The Giant Panda
The giant panda's newborn cub is only one nine-hundredth of its mother's weight. The giant panda spends almost all its time eating to sustain itself on nutritionally poor bamboo leaves and stems.
Without natural enemies, the panda is free to carry out its business of endless bamboo eating. It is endangered, however, by the twin threats of poaching and deforestation. Isolated in its cool, damp mountain strongholds, the giant panda has developed thick fur and a bulky build to help it conserve energy.
The panda lives in mountains of Sichuan in southwest China, a remote part of the Tibetan plateau containing more plant and animal species than any temperate region in the world. Bamboo, a hardy treelike grass, thrives in this forbidding habitat. The giant panda depends almost totally on bamboo for nourishment, so it is at home among these mountains. The steep, inaccessible terrain is also a defensive advantage for an animal that can hardly to stop eating.
A female signals her readiness to mate by secreting a musky scent along known panda paths and by calling from high in trees. Several males may respond and all of them may mate with the female. A pregnant female seeks a den in a cave, bamboo thicket or at the base of a tree, lining it with wood chips of branches.
The single newborn cub is tiny, blind and naked, but grows quickly. After about a month, the mother resumes normal feeding, cradling the cub in the crook of her arm. Although weaned at about six months, the cub stays with its mother through the next breeding season. It leaves her the following spring in search of a good feeding area in which to establish its own home range.
The panda cannot waste energy patrolling a territory because bamboo, its main food, is so poor in nutrients. However, bamboo is plentiful within the panda’s range, so there is little call for confrontations over food. Males and females encounter each other only in spring to mate. Males meeting are almost as rare; these involve establishing rank in the breeding, process and are usually settled peacefully.
Unlike other large, grass eating animals such as cattle or deer, the giant panda lacks the special stomach compartments that help digestion by breaking down cellulose. Instead the panda must eat and eat, defecating frequently to make room for more bamboo. Constant eating consumes almost all of the panda’s time. Even naps are limited to about four hours, after which time the gut needs more bamboo to continue its job of supplying nutrients to the body. Where food is plentiful, the panda settles into a routine of eight hours feeding followed by four hours sleep.
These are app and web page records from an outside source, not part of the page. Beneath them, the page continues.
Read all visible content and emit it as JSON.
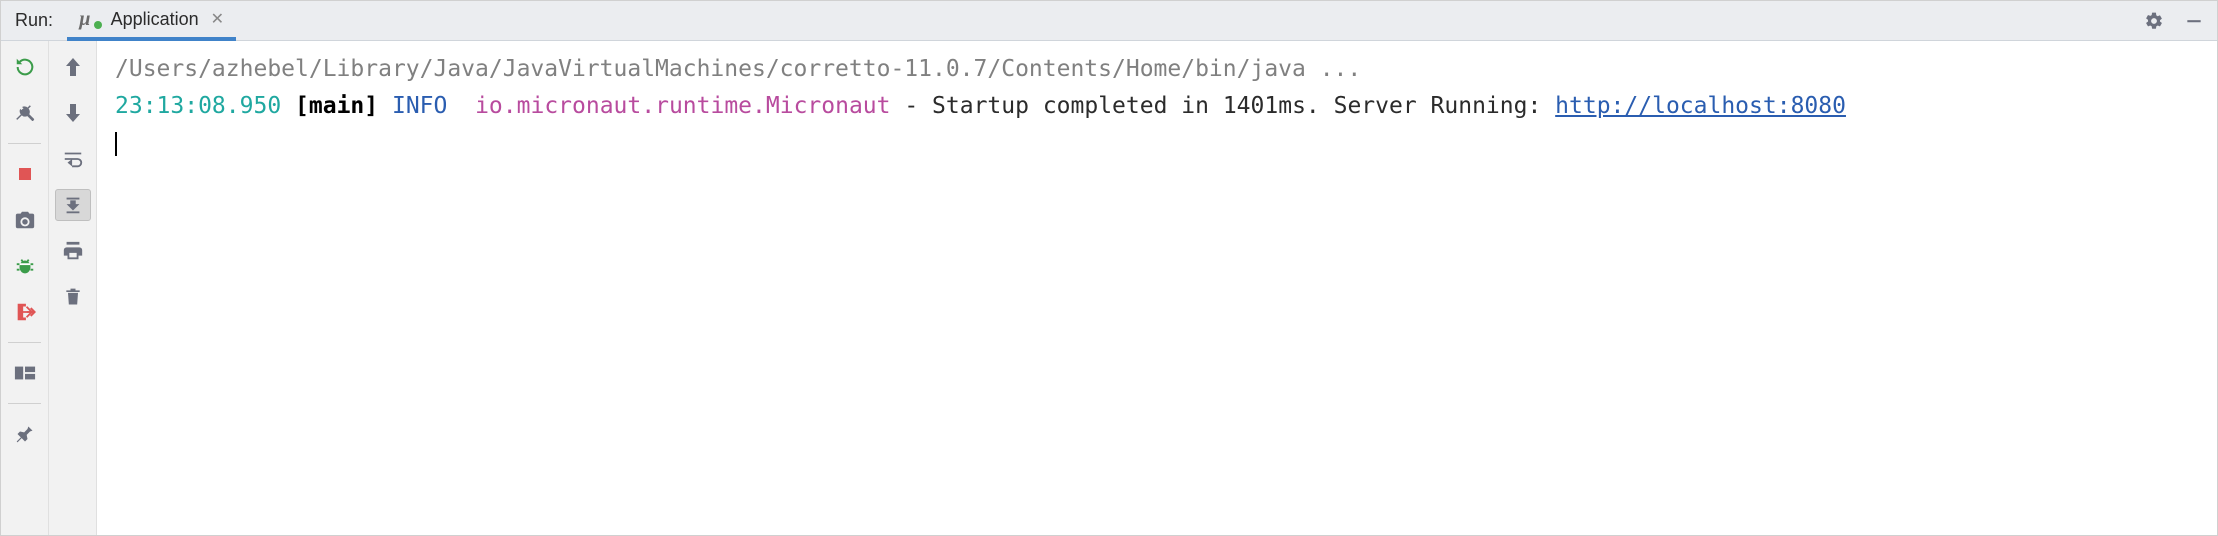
{
  "header": {
    "label": "Run:",
    "tab": {
      "title": "Application"
    }
  },
  "console": {
    "command": "/Users/azhebel/Library/Java/JavaVirtualMachines/corretto-11.0.7/Contents/Home/bin/java ...",
    "log": {
      "timestamp": "23:13:08.950",
      "thread": "[main]",
      "level": "INFO",
      "logger": "io.micronaut.runtime.Micronaut",
      "sep": " - ",
      "message": "Startup completed in 1401ms. Server Running: ",
      "url": "http://localhost:8080"
    }
  }
}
The panda’s population has declined greatly, even during the last 20 years, largely through the effects of hunting and loss of habitat. However, legislation has helped establish more than a dozen preserves where pandas are strictly protected.